Growing marijuana outdoors is simple in California. The anticipated legalization of marijuana – Prop 19 on the November ballot – is already being greeted with proposals for pot factory farms. Now small growers cry foul; but what did they think would happen?
It Started with Medical Marijuana
Getting legal Mary Jane is nothing new in the Golden State. The “American Medical Marijuana Association” devotes itself to protecting patients’ rights and access to prescribed dope. They also work to protect patients who choose to smoke medically sanctioned weed from far-reaching consequences. A case in point is the recent news that smoking medical marijuana led to the firing of a Wal-Mart employee.
Then Came a Push for the Blanket Legalization of Marijuana
Championed in 2009 by San Francisco Democrat Tom Ammiano, the idea never really went away. As a result, California voters have the option of voting for the legalization of marijuana on the November ballot in the form of Proposition 19. Perfectly summarized by AOL News, Prop 19 proposes to make the private possession of weed (up to one ounce) legal for adults over 21 years of age. It would also turn dope into a taxable crop.
Enter the Pot Factory Farm
A savvy Oakland business entrepreneur is getting ready ahead of the anticipated legalization of marijuana. Seeking to carve out a sizable niche of the market, the L.A. Times reports that the owner of the already incorporated AgraMed proposes to take Mary Jane production into the big leagues.
The entrepreneur has outlined plans to “manufacture growing equipment, bake marijuana edibles in a 10,000-square-foot kitchen and use two football fields of space to grow about 58 pounds of marijuana every day.” The irresistible hook in this scenario is the influx of ready cash and jobs: 371 workers would staff the plant, and a projected $1.5 million in annual tax payments would make it into Oakland’s coffers.

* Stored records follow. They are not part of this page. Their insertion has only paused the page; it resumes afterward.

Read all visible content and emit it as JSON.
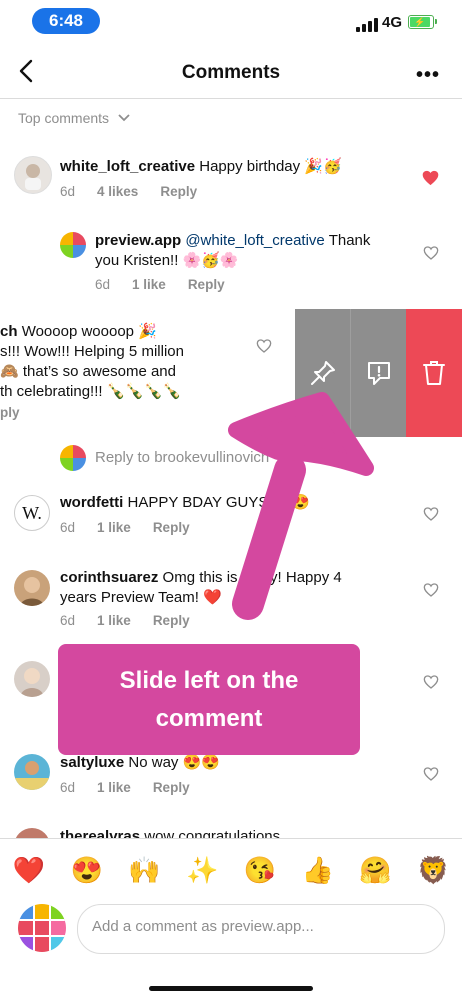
{
  "status": {
    "time": "6:48",
    "network": "4G"
  },
  "header": {
    "title": "Comments"
  },
  "filter": {
    "label": "Top comments"
  },
  "comments": [
    {
      "user": "white_loft_creative",
      "text": "Happy birthday 🎉🥳",
      "time": "6d",
      "likes": "4 likes",
      "reply": "Reply"
    },
    {
      "user": "preview.app",
      "mention": "@white_loft_creative",
      "text": "Thank you Kristen!! 🌸🥳🌸",
      "time": "6d",
      "likes": "1 like",
      "reply": "Reply"
    },
    {
      "user": "ch",
      "text_lines": [
        "Woooop woooop 🎉",
        "s!!! Wow!!! Helping 5 million",
        "🙈 that’s so awesome and",
        "th celebrating!!! 🍾🍾🍾🍾"
      ],
      "reply": "ply"
    },
    {
      "user": "wordfetti",
      "text": "HAPPY BDAY GUYS 😍😍",
      "time": "6d",
      "likes": "1 like",
      "reply": "Reply"
    },
    {
      "user": "corinthsuarez",
      "text_lines": [
        "Omg this is crazy! Happy 4",
        "years Preview Team! ❤️"
      ],
      "time": "6d",
      "likes": "1 like",
      "reply": "Reply"
    },
    {
      "user": "saltyluxe",
      "text": "No way 😍😍",
      "time": "6d",
      "likes": "1 like",
      "reply": "Reply"
    },
    {
      "user": "therealvras",
      "text": "wow congratulations"
    }
  ],
  "reply_prompt": "Reply to brookevullinovich",
  "callout": {
    "line1": "Slide left on the",
    "line2": "comment"
  },
  "emojis": [
    "❤️",
    "😍",
    "🙌",
    "✨",
    "😘",
    "👍",
    "🤗",
    "🦁"
  ],
  "input": {
    "placeholder": "Add a comment as preview.app..."
  },
  "colors": {
    "accent": "#d4489f",
    "delete": "#ed4956",
    "pin": "#8e8e8e",
    "report": "#8e8e8e",
    "status_pill": "#1a73e8"
  }
}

Small Time Dope Growers are Outraged
Although in the past the electorate was sold on the idea of medical marijuana as a doctor-patient decision and on the mushrooming number of small-time dispensaries in Los Angeles as necessary for the good of needy patients, these same marijuana activists are now crying foul. It appears that it is no longer really just about the patient and ready availability of the drug, but also about cold, hard cash.
With pot factory farming likely to do to smalltime growers what Costco and Wal-Mart have done to mom-and-pop grocery stores and Ace Hardware, detractors – as outlined in the New York Times – ask why this proposal should be considered in the first place. Small grower representatives are asking to “bring these citizen farmers out of the shadows and into the light and give them a role in this new industry.”
It is true that the mom-and-pop medical marijuana growers are the backbone of the legalization effort. It is also true that growing marijuana outdoors is a simple task in California, with little need for pot factory farming.
All that said, the activists who worked so tirelessly on the legalization of marijuana may have overlooked just one tiny fact surrounding the purple haze: Once dope becomes legal, it also becomes big business.
(2)”Smoking Medical Marijuana Gets Wal-Mart Worker Fired” on Associated Content
(3)”California Marijuana Bill Proposes Legalizing Marijuana Tax to Equal $1 a Joint” on Associated Content
(4)”Proposition 19: Key Facts on California’s Marijuana Legalization Vote” on AOL News
(5)”Oakland could go to pot in a big way with four proposed factory farms” at the L.A. Times
(6)”Proposal for Marijuana Factories Prompts a Battle for Control” at the New York Times